● Try it
Reading the records below, count the lines in which the string "accent" appears; write the number only.

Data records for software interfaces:
*** Begin section ***

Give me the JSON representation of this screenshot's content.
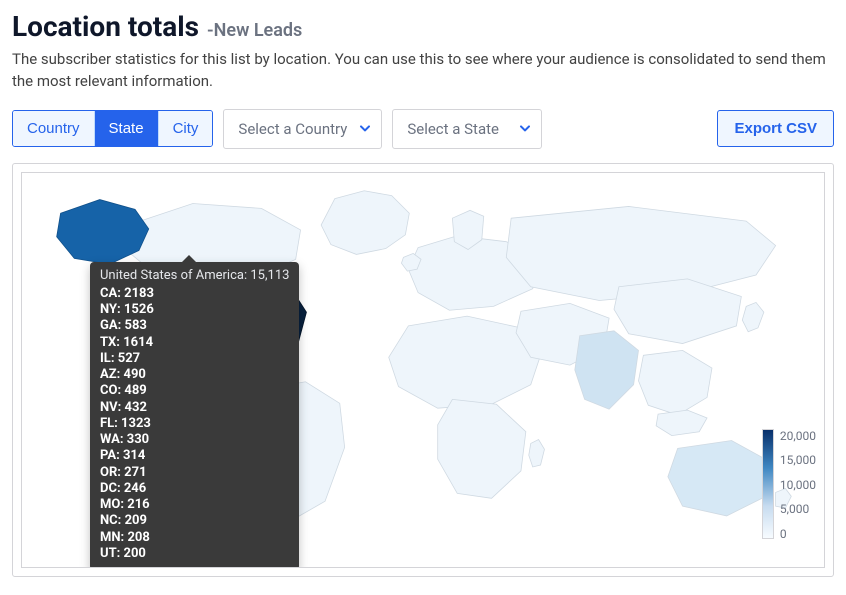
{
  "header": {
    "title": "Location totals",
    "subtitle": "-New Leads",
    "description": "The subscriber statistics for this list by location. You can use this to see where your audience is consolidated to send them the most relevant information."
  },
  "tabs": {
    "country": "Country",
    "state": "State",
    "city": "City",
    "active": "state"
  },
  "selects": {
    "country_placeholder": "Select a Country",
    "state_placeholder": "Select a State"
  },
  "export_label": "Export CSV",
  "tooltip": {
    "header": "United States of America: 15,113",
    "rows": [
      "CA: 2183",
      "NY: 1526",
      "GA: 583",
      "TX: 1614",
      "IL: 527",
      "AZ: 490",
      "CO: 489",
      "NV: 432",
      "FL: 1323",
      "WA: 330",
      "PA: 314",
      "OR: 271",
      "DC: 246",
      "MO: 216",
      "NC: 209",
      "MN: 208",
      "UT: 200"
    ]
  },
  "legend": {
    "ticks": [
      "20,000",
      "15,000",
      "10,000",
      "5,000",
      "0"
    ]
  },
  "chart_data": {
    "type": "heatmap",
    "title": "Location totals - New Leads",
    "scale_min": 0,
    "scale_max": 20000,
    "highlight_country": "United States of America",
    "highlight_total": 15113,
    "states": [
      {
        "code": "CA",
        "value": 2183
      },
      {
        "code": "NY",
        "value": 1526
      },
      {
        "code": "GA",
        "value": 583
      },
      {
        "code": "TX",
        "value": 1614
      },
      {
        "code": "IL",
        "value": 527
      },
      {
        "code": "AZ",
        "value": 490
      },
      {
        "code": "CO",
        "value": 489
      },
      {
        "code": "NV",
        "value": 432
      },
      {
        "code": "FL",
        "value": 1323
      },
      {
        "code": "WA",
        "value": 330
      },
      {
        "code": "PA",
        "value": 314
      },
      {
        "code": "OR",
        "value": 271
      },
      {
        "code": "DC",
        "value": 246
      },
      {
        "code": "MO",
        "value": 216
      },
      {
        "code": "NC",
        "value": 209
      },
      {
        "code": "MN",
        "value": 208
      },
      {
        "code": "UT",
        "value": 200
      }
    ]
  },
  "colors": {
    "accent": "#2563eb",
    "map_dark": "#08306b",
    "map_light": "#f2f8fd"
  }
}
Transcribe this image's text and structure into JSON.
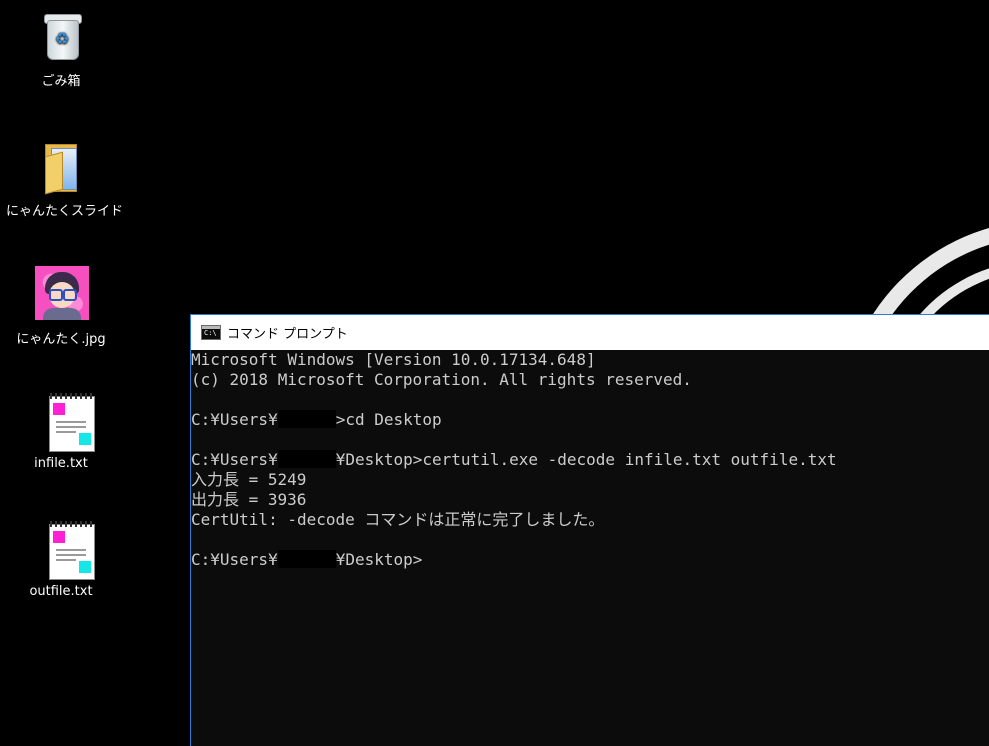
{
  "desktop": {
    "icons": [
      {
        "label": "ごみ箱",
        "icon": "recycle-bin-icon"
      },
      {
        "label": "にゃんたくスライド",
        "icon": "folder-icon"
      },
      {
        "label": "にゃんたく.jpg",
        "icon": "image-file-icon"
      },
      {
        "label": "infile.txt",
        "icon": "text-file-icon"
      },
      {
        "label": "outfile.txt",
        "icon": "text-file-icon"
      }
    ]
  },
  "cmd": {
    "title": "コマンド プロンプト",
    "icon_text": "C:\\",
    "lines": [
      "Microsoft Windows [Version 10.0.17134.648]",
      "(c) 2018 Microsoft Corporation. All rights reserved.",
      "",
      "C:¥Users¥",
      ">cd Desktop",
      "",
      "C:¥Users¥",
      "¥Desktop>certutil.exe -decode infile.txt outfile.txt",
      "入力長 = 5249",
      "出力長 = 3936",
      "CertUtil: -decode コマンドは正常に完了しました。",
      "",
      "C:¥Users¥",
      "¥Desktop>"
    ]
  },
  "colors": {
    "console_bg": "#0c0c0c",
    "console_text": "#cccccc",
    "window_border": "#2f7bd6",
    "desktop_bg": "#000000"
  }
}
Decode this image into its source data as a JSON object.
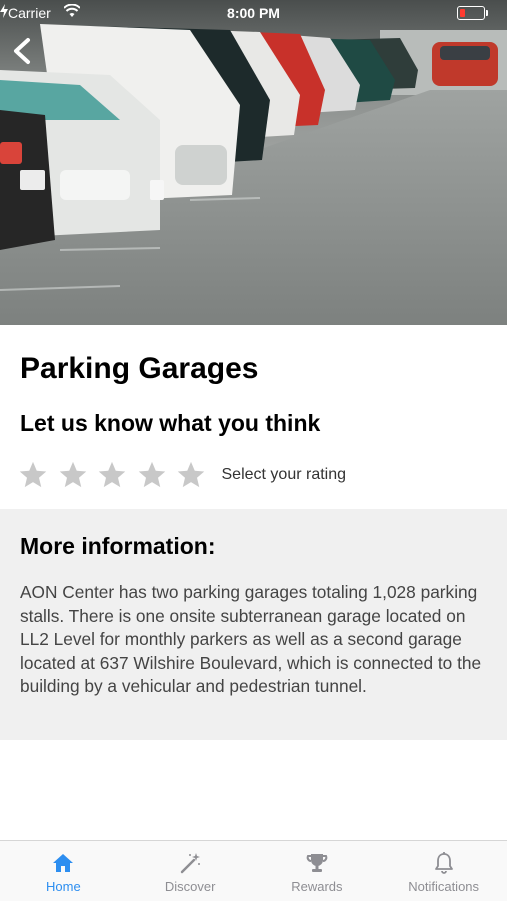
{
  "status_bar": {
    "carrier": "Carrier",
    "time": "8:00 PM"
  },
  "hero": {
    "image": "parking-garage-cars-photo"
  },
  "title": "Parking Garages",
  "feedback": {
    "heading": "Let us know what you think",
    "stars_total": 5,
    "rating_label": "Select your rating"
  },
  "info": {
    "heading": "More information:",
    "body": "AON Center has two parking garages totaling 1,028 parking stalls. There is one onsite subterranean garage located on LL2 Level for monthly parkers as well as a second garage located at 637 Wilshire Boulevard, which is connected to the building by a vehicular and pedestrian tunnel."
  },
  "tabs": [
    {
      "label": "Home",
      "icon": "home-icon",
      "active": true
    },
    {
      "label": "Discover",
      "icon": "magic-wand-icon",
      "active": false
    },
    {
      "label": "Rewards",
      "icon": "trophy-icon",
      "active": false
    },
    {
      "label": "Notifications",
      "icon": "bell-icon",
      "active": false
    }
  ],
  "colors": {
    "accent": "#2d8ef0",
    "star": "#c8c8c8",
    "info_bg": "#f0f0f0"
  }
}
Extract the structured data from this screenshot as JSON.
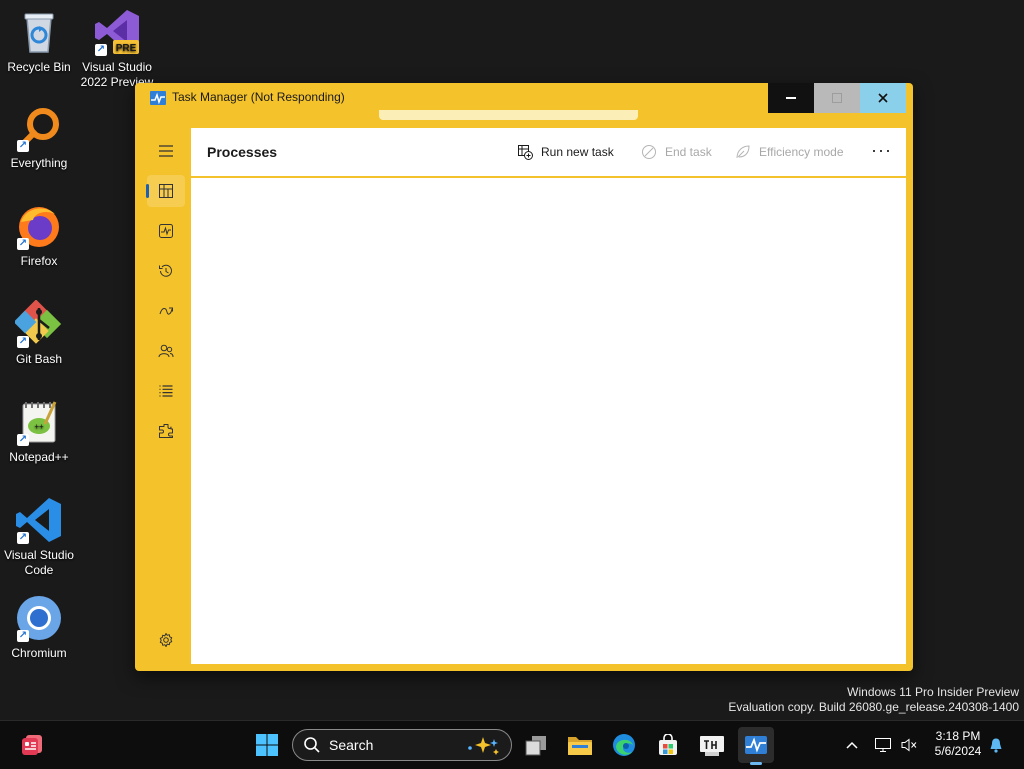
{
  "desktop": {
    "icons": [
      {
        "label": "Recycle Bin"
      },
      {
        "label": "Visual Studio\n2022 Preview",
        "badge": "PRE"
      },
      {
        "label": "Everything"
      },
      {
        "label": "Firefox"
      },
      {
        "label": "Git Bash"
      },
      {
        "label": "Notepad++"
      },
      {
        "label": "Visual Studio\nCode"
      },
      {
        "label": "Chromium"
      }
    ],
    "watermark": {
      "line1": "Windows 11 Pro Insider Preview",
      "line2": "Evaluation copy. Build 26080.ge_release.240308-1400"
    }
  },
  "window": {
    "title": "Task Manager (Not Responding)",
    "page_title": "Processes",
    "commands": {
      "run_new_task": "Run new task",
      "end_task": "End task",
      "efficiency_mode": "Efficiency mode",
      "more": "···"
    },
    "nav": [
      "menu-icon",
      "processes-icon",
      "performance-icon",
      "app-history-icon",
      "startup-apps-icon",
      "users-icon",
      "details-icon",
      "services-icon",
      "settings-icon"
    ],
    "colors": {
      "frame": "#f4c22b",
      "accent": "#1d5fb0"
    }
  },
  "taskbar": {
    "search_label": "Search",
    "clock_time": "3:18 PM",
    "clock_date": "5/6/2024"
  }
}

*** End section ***

● Response to this task
3